Warnscale Head bothy blends into the Lake District landscape

MBA or not?

Not all bothies that exist do so under the umbrella of the MBA. Look at an OS map, in any of the wilder areas of Scotland, Wales and England, away from towns and cities, and you will see a number of tiny shelters marked on it. Of course that doesn’t mean that a) it’s actually a bothy or, perhaps more importantly, that b) it’s even there at all. Time is harsh to buildings in wild places. Wind, rain, ice and snow will eventually take their toll, and many a would-be bothy has been destroyed over the years completely unintentionally, because a landowner cannot afford to maintain a building that has no real purpose for them.
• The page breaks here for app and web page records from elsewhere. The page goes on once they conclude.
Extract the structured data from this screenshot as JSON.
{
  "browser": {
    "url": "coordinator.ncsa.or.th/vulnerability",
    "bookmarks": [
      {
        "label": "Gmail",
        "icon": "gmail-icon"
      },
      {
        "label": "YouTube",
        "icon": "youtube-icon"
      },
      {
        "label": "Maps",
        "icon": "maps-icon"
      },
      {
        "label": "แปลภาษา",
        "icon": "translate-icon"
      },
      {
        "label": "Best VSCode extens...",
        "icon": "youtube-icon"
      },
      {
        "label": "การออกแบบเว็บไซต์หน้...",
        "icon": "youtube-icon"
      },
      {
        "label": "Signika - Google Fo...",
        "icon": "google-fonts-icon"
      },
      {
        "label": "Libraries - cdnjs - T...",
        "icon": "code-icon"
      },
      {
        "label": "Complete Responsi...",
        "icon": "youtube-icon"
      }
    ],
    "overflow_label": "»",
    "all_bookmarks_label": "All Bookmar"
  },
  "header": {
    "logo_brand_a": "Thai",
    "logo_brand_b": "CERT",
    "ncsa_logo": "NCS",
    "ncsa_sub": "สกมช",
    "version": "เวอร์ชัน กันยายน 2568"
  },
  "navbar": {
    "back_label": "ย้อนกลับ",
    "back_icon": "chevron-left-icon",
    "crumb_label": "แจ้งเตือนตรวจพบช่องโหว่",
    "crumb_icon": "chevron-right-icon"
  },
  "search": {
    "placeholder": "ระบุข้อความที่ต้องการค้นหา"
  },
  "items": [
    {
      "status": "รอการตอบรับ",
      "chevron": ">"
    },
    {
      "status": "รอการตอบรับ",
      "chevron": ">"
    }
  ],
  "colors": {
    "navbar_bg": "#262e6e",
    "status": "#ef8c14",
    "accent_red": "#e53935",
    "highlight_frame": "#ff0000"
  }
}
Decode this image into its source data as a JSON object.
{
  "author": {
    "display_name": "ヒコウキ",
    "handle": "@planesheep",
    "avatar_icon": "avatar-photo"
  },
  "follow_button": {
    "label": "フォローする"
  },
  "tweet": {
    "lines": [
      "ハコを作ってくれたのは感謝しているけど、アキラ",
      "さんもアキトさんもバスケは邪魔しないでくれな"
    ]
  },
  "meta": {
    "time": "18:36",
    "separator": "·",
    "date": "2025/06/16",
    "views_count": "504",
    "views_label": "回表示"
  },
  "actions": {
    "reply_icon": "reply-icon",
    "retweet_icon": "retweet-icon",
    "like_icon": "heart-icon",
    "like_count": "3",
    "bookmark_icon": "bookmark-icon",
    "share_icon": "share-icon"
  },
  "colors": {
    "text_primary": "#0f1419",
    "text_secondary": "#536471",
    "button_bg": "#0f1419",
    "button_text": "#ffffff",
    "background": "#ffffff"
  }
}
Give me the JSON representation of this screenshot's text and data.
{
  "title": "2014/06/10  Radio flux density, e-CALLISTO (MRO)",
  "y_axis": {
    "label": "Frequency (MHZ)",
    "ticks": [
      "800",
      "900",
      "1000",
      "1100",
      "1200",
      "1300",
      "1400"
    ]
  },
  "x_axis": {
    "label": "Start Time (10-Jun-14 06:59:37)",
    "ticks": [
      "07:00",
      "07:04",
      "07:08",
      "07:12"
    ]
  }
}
On the other hand, I’ve often stumbled upon a bothy belonging to a landowner, and equally as often it has been kept beautifully by the walkers who find and use it. The non-MBA bothies, of course, tend to be hard to find. But, and I guarantee this, the more that you use bothies the more you will find that are out there.

Bothy-dwellers are a generous bunch, and having sussed out that you’re a responsible sort will often share with you other locations.

I hope that this article will serve as a starting point, a launch pad into the wonderful world of bothies, from where you will discover more than you ever imagined.

Am Buachaille stack guards the waves at Sandwood Bay near Sandy’s Bothy (Sutherland)